Lyle Lovett & Robert Earl Keen
September 30, 2016
In 1952, Erwin Schrödinger first floated the idea of the multiverse, in which different realities occur simultaneously with each other. So it’s comforting, in a way, to believe in an alternate dimension where Lyle Lovett and Robert Earl Keen are chart-topping country artists playing football stadiums on the regular.
In this same reality, "Florida Georgia Line" only exists as a cartographer’s term.
Anyone with even a passing knowledge of Lovett and Keen knows something of their extensive shared history. Both attended Texas A&M in the 1970s and became friends, often playing together on Keen’s porch on Church Street in Bryan. Both have enjoyed acclaimed careers, but have remained faithful ambassadors for Texas, the state that plays a central role in many of their songs and which both men still call home.
So naturally I had to go all the way to Portland, Maine, to see their tour.
Merrill Auditorium in Portland is a fairly cozy venue, seating fewer than 2,000 people. It was about three-quarters full for Lovett and Keen, but any scarcity in numbers was more than made up for by the pair’s easygoing banter and, of course, their music.
The setup couldn’t have been more unassuming; two singers, two chairs, four guitars. The two traded songs for about two hours, playing familiar cuts (“The Front Porch Song,” “If I Had a Boat,” “She’s No Lady”) and a few left-field selections. They occasionally accompanied each other, with Lovett doing the bulk of the harmonizing, and teamed up for a version of “T for Texas,” the Jimmie Rodgers classic.
Somewhat surprising, considering the locale, was the crowd’s apparent familiarity with (or at least tolerance of) the pair’s many anecdotes and jokes about Texas and – especially – their shared hometown of Houston (Lovett attended Klein High School; Keen went to Sharpstown).
Of the two, Keen seemed a little less comfortable with the setup. Lovett is obviously more at ease with the stage-banter thing, while Keen, dry wit notwithstanding, is probably happier with a full band accompanying him. Or it might have been his shiny silver suit; that thing was probably visible from the space station.
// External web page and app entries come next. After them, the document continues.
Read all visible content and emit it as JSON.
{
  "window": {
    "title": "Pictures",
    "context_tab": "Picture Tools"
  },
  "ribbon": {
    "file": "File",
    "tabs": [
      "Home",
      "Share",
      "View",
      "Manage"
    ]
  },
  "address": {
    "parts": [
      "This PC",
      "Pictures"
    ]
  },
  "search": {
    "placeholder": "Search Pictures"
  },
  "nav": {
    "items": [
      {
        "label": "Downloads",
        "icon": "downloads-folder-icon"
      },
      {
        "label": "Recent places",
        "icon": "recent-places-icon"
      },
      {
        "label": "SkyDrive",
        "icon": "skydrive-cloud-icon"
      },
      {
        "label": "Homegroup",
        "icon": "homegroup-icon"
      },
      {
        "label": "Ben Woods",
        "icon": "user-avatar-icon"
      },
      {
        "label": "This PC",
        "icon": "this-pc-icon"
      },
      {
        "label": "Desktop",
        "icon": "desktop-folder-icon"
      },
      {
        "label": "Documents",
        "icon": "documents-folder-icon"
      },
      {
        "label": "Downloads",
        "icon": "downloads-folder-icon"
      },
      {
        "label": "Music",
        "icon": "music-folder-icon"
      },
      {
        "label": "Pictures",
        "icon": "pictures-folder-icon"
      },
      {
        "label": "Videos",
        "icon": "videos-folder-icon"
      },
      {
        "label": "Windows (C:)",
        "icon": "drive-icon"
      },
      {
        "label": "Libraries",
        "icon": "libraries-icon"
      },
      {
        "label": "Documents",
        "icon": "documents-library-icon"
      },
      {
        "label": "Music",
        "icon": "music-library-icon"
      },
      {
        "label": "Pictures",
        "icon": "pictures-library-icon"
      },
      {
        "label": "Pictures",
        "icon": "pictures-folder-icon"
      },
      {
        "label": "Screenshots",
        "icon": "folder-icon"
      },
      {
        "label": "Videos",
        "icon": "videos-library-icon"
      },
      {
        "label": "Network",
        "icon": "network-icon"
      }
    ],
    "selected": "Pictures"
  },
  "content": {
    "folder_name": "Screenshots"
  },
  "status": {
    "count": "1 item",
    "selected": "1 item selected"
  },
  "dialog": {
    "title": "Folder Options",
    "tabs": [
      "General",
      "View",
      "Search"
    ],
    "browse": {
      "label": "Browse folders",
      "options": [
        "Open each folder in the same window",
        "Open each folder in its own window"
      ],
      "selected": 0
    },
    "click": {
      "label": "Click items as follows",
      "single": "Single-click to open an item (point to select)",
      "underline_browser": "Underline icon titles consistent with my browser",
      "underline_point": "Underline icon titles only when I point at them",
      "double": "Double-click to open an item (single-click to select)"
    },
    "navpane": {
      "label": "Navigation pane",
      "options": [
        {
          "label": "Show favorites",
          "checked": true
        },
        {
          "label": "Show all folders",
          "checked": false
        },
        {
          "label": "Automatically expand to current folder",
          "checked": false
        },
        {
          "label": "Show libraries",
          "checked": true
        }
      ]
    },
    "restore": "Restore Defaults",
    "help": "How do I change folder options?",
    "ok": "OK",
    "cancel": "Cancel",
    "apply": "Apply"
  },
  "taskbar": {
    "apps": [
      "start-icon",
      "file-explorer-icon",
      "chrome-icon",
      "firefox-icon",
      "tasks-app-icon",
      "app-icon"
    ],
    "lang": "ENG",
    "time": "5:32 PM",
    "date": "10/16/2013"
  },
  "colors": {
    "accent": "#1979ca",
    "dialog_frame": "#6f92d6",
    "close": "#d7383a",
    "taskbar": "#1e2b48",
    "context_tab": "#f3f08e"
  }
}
The duo comes to Texas later this year, but no closer to Houston than a two-night stand November 1 and 2 at Galveston's Grand 1894 Opera House. Even so, you should do yourself a favor and seek this show out. It’s rare that two consummate singer-songwriters play such an intimate show, much less sharing a stage to do so.
Personal Bias: Leans more REK than LL, and happy to hear two faves of his: “Gringo Honeymoon” and “Corpus Christi Bay” live once again.
The Crowd: The Portland chapter of the AARP was well-represented.
Overheard In The Crowd: "Texas A&M is in Austin, isn't it?"
Random Notebook Dump: "I should have expected the Longhorn jokes."
Keep the Houston Press Free... Since we started the Houston Press, it has been defined as the free, independent voice of Houston, and we would like to keep it that way. Offering our readers free access to incisive coverage of local news, food and culture. Producing stories on everything from political scandals to the hottest new bands, with gutsy reporting, stylish writing, and staffers who've won everything from the Society of Professional Journalists' Sigma Delta Chi feature-writing award to the Casey Medal for Meritorious Journalism. But with local journalism's existence under siege and advertising revenue setbacks having a larger impact, it is important now more than ever for us to rally support behind funding our local journalism. You can help by participating in our "I Support" membership program, allowing us to keep covering Houston with no paywalls.